SINGAPORE - All Secondary 1 girls in national schools, including madrasahs, will be offered free vaccination from next month to protect them against cervical cancer.
About 200 women get the cancer each year and 70 die from it, said Senior Minister of State for Health Dr Amy Khor on Wednesday (March 6).
She said: "This cancer, which is caused by infection with the Human Papilloma Virus (HPV), can be prevented with vaccination and screening."
The vaccine protects women against common HPV strains which primarily causes cervical cancer, but can also cause vulva, vaginal and anal cancers.
As a one time catch-up, the offer will be progressively extended to all girls currently studying in Secondary school.
Those of similar age studying in private education institutes will also be offered the free vaccination, if they are Singapore residents.
The government has put aside $10 million for this year, and $2.5 million annually from next year.
This is an opt-in scheme.
Singapore has picked the oldest of three HPV vaccines on the market, Cervarix, which protects against HPV strains 16 and 18, which account for 70 per cent of cervical cancers.
The MOH told The Straits Times that Cervarix was selected based on factors such as efficacy, price and stock availability.
Its spokesman added: "MOH is evaluating Gardasil 9 to compare it to the other two HPV vaccines. If found to be cost-effective in the local setting compared to Cervarix or Gardasil, MOH will consider offering Gardasil 9 under the school-based programme in the future."
Gardasil 9, the only HPV vaccine used in the United States, protects against nine strains that account for 90 per cent of cervical cancers.
HPV is generally transmitted during sex, and the vaccine is recommended before women become sexually active.
Girls who are 14 years and younger need two doses of the vaccine while those who are 15 years and older require three doses.
The first dose will be given in Secondary 1 and the second dose the following year. A third dose will be given to older students. The vaccination will be done in school.
Depending on the vaccine used and the age of the person, cost ranges from about $300 to more than $700 for the full course of two or three doses.
Up to $400 from Medisave can be used for two of the HPV vaccines, for females between the ages of nine and 26 years.
More than 70 countries, including Brunei and Malaysia have included the HPV vaccine in their national immunisation programme.
Women who have had the vaccine will still need to go for regular Pap smear tests to check for cervical cancers, since the vaccine does not protect against all strains.
The ministry also announced that it will be adopting a more accurate cervical cancer test which will allow women to test every five years, instead of every three years.
"The better test will cost more, but the Government will provide more subsidies, so the cost to women will be the same in the long run," said Dr Khor.
This is part of the MOH's move to increase disease prevention so as to reduce the strain on healthcare services down the line.
Another change in this direction is to introduce non-fasting blood tests for diabetes and cholesterol.

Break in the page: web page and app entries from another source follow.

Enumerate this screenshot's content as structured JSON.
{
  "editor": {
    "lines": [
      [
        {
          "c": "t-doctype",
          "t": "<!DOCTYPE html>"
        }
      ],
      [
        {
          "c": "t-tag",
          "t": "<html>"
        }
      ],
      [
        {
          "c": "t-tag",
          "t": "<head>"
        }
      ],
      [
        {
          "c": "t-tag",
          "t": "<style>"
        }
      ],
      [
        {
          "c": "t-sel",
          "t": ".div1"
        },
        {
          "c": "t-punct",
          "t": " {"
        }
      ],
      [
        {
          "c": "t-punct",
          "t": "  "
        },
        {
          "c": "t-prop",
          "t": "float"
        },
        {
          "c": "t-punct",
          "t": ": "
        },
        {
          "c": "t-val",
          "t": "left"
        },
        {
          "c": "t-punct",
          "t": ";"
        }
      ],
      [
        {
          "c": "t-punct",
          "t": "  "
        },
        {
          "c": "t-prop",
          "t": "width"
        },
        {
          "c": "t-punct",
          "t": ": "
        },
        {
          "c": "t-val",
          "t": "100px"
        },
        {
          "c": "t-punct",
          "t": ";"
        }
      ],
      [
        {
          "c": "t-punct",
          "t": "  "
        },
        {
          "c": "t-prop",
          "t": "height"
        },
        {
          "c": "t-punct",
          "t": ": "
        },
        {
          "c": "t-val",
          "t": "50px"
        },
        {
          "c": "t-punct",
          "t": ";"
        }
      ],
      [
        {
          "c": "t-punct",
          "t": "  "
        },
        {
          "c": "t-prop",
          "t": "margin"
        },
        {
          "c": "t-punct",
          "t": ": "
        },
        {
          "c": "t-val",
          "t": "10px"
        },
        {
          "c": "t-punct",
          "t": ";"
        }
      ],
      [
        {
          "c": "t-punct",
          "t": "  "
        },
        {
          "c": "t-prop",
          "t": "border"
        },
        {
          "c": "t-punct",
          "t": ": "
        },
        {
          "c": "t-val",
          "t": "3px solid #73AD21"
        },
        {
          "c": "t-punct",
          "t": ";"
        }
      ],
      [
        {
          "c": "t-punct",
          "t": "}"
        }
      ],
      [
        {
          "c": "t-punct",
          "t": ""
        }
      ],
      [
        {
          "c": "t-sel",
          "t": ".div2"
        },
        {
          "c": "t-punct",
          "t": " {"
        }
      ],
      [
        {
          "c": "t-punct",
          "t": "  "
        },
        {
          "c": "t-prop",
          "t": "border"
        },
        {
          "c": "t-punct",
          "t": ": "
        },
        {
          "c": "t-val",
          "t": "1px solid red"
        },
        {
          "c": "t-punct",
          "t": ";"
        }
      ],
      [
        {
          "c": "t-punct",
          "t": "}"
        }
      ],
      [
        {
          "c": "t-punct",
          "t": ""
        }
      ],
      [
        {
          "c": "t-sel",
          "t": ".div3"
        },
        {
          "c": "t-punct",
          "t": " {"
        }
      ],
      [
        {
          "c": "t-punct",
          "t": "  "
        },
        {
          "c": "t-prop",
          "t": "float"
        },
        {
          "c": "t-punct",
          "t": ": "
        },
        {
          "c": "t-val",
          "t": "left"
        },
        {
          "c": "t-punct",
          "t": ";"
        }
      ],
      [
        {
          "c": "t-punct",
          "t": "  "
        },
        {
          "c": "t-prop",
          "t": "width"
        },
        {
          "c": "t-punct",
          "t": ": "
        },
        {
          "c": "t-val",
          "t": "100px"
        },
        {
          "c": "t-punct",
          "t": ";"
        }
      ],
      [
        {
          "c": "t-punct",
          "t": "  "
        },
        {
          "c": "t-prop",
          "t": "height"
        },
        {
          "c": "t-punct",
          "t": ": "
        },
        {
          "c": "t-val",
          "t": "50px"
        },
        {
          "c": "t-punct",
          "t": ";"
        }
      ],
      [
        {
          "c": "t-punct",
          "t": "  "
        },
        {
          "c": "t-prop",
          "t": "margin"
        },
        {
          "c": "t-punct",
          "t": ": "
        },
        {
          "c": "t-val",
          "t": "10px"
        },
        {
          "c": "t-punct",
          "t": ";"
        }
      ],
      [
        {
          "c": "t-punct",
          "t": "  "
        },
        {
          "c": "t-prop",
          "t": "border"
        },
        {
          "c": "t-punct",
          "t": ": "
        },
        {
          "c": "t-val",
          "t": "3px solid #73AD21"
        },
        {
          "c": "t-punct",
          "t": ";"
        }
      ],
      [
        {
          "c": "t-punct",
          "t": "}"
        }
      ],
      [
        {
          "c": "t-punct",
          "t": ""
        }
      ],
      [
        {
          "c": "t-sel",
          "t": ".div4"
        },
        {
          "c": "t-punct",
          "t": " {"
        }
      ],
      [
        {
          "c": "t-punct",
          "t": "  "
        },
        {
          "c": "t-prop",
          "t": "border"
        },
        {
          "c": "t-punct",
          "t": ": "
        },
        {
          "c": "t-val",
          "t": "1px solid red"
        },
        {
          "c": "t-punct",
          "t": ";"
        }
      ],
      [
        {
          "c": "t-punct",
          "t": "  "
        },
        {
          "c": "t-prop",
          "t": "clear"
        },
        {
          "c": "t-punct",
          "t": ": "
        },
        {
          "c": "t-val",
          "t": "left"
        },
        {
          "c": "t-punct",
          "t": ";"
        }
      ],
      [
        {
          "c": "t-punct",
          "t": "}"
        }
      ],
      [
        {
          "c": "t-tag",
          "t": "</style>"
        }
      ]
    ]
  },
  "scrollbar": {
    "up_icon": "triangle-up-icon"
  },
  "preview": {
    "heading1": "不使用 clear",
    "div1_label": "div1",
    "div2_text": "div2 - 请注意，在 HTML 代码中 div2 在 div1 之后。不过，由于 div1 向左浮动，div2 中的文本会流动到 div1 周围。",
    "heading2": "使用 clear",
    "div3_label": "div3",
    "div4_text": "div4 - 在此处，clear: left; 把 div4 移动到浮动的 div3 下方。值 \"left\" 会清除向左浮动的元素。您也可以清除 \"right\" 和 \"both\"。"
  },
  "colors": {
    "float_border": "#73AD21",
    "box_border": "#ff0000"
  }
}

From May, these tests will be available at the more than 1,000 Community Health Assist Scheme (Chas) GP clinics.
This way, the doctors would be able to recommend, and immediately carry out, such tests instead of getting the person to come back another day with his stomach empty.

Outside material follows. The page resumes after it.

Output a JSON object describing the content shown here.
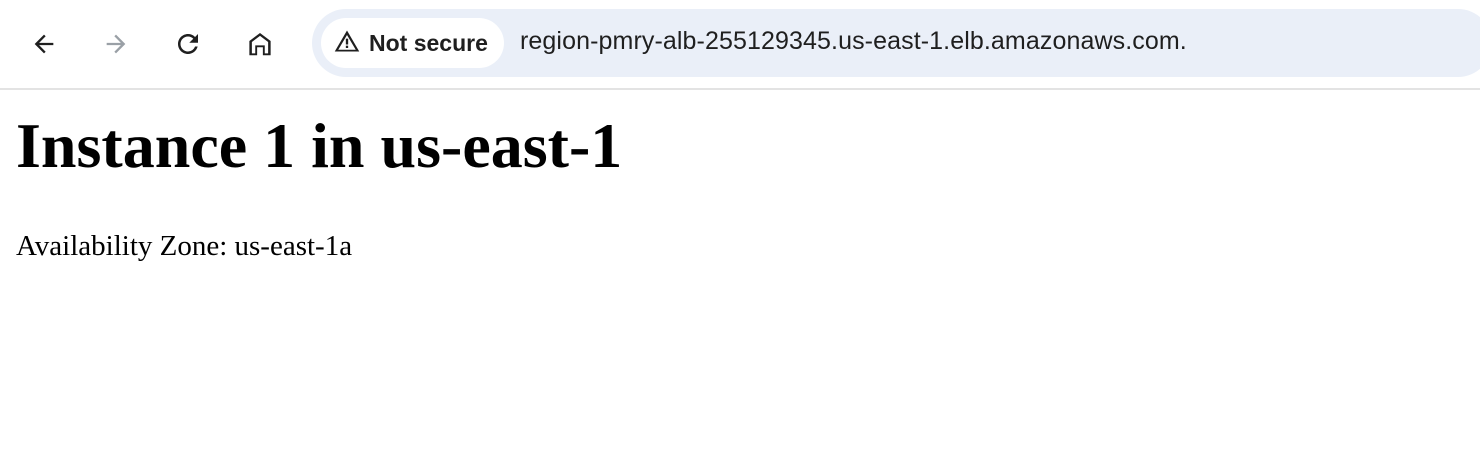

Under Screen for Life, such tests are free for the Pioneer Generation, and cost $2 for Chas cardholders. From Nov 1, the Merdeka Generation will also pay $2. All other Singaporeans pay $5.
Dr Khor said women who had gestational diabetes, and are therefore at higher risk of getting diabetes, will be automatically eligible for subsidised screening without needing to take the risk assessment test.
To cut the risk of cardiovascular diseases, the MOH plans to ban partially hydrogenated oils (PHOs), which is a key source of artificial trans fat.
This is a step further than the 2 per cent limit of trans fat in fats and oils introduced in 2013. That has reduced daily trans fat intake from 2.1g in 2010 to 1g last year.
The ban will also apply to all pre-packaged food, like noodles and cookies.
Mr Amrin Amin, Senior Parliamentary Secretary for Health, said the ban "should not have an adverse effect on Singaporeans' food options and cost".
This article was first published in The Straits Times. Permission required for reproduction.